At first The Secret Life of Walter Mitty looks like a shallow feel good movie but like any good film there are things hidden under the skin that make it more than just a popcorn flick. It doesn’t hurt that this is one of Ben Stiller’s (@RedHourBen) best performances either. The Secret Life of Walter Mitty follows Walter Mitty on his journey to discover the whereabouts of Negative 25 where he winds up discovering himself.
From here on, you will find spoilers ahead so be warned.
The first thing that you’ll notice from the moment the opening shots to the end credits is the cinematography. The shots are all framed to provide the maximum photographic effect. That is, each shot is framed to appear very similar to those amazing pictures you’d see in something like National Geographic or Time Magazine. Unlike a lot of films where the epic shots are simply establishing shots or thrown in gratuitously, they play a larger part here. They serve as a way to visually indicate the larger world beyond Walter’s grasp. To the viewer it serves as a reminder that the world around us is amazing even as we walk past it every day, something Walter seems to have missed.
Watching Stiller play the Every Man yet again actually works really well in this. His layering of emotion comes through as Walter Mitty, something that doesn’t happen as well in his other performances. He particularly gets the anger masked by sadness which drives home the idea that Walter isn’t just some daydreamer but truly feels that he has no control of his own life. Throughout the film you see Stiller hit just the right emotional queues to weave an emotional tale of a guy that is devastated by the loss of his Father and just hasn’t been able to cope with it so he simply goes on.
Kristen Wiig as Cheryl Melhoff is a great casting choice. Wiig has a natural sadness in her eyes that brings life to the story of Cheryl being recently divorced and having to deal with things on her own. She doesn’t play the role as some helpless girl needing a man to save her but as a person that is missing the feeling of being able to love and help another person as a partner.
With additional support from Sean Penn, Shirley MacLaine, Kathryn Hahn, Adrian Martinez and Adam Scott you get a sense of continuity among the characters. Each plays their role with subtlety grounding the movie in reality which allows the daydream sequences some room to be off the wall.
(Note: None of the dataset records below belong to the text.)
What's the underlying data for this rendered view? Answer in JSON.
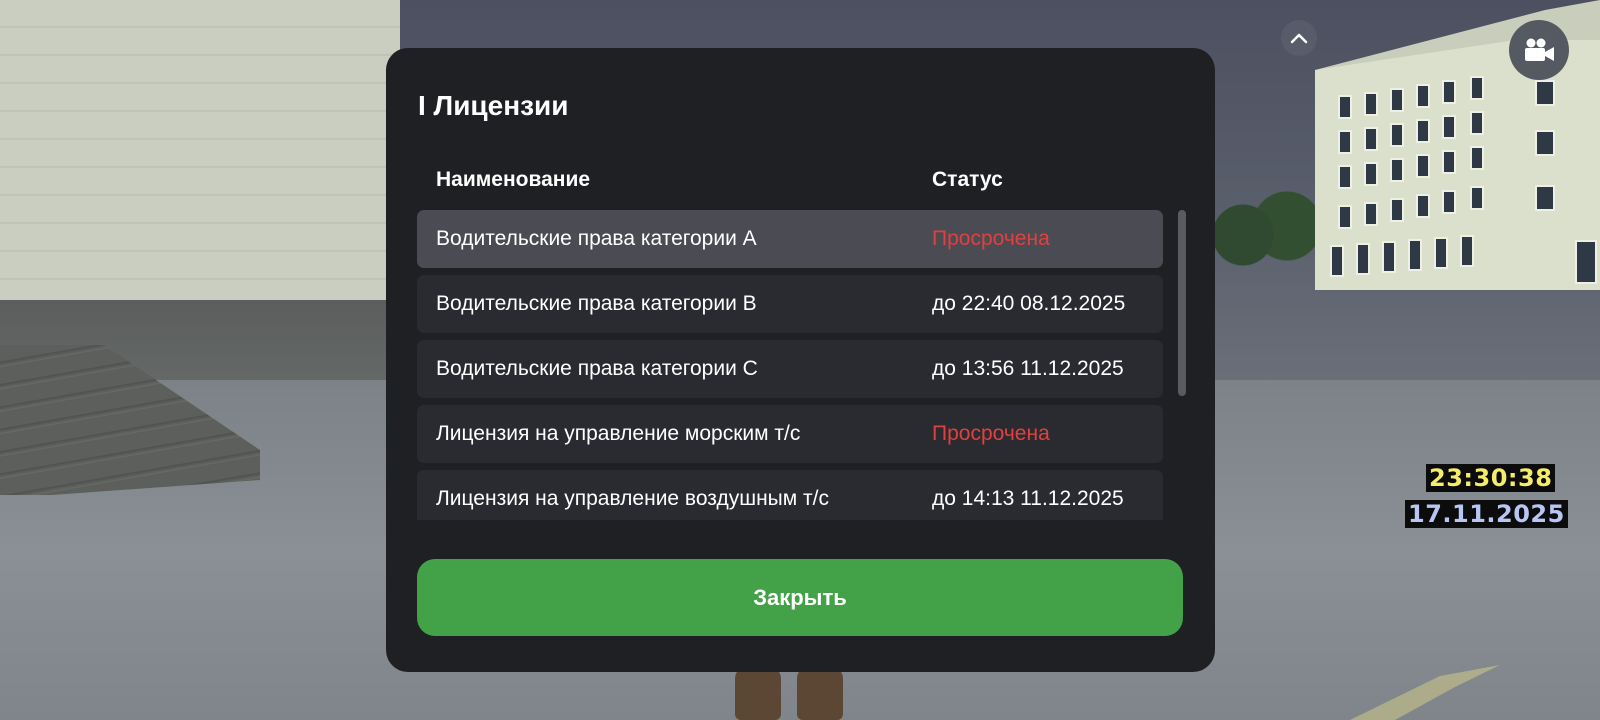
{
  "hud": {
    "time": "23:30:38",
    "date": "17.11.2025"
  },
  "modal": {
    "title": "I Лицензии",
    "columns": {
      "name": "Наименование",
      "status": "Статус"
    },
    "rows": [
      {
        "name": "Водительские права категории A",
        "status": "Просрочена",
        "expired": true,
        "selected": true
      },
      {
        "name": "Водительские права категории B",
        "status": "до 22:40 08.12.2025",
        "expired": false,
        "selected": false
      },
      {
        "name": "Водительские права категории C",
        "status": "до 13:56 11.12.2025",
        "expired": false,
        "selected": false
      },
      {
        "name": "Лицензия на управление морским т/с",
        "status": "Просрочена",
        "expired": true,
        "selected": false
      },
      {
        "name": "Лицензия на управление воздушным т/с",
        "status": "до 14:13 11.12.2025",
        "expired": false,
        "selected": false
      }
    ],
    "close_label": "Закрыть"
  },
  "icons": {
    "chevron": "chevron-up-icon",
    "camera": "video-camera-icon"
  },
  "colors": {
    "modal_bg": "#1f2024",
    "row_bg": "#2a2b30",
    "row_selected_bg": "#4b4c53",
    "expired": "#e0403f",
    "close_button": "#43a247",
    "clock_time": "#f5ec6a",
    "clock_date": "#b8c6f4"
  }
}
One of the things I enjoy about The Secret Life of Walter Mitty is the story it tells beyond the neat little wrapper. Some parts of Walter’s life are left open to interpretation such as his previous dating life and his youth beyond skateboarding. We are left as viewers to use our imagination to fill in those blanks with our own experiences. Similarly to a story where the lead character is barely described so as to allow a reader to imagine themselves as the character. This also goes for Cheryl as we aren’t shown or told much about her previous life prior to when we meet her.
There are many interesting parts to the story but I think the most powerful message we get from the story is about self worth. There are the obvious messages thrown at us quite literally throughout the film but the I think my favorite one comes when Walter is talking to Sean O’Connel in the Himalayas. When talking about the snow leopard Sean says, “Beautiful things don’t ask for attention.” A little further in the conversation talking about Negative 25 when Walter admits he hasn’t seen it, Sean says “Shame, it was a beauty.” It’s only at the end of the film that we find out that the picture is of Walter. Throughout the whole film up until almost the end it seems that Walter has a pretty low opinion of himself even when there are others that clearly hold him in high regard. I think this is part of the movie that holds most true to many people and is a message that people should take from the film.
The Secret Life of Walter Mitty is one of those films that is just as much as you want it to be. If you’re a columnist looking for something quick to write about it will fill that role but it will also be something more to someone looking to find their way in life. If you want to be inspired to see another country it can do that too. Think of this film as a song that many people love for so many different reasons and yet an equal number of people say it’s nice but they just don’t get why someone can like it so much. That wide range of value is exactly what makes this a good film.
The Quick and Dirty Verdict
“Watch it at least twice. Once to see it as you normally would, then again and again to see what you missed.”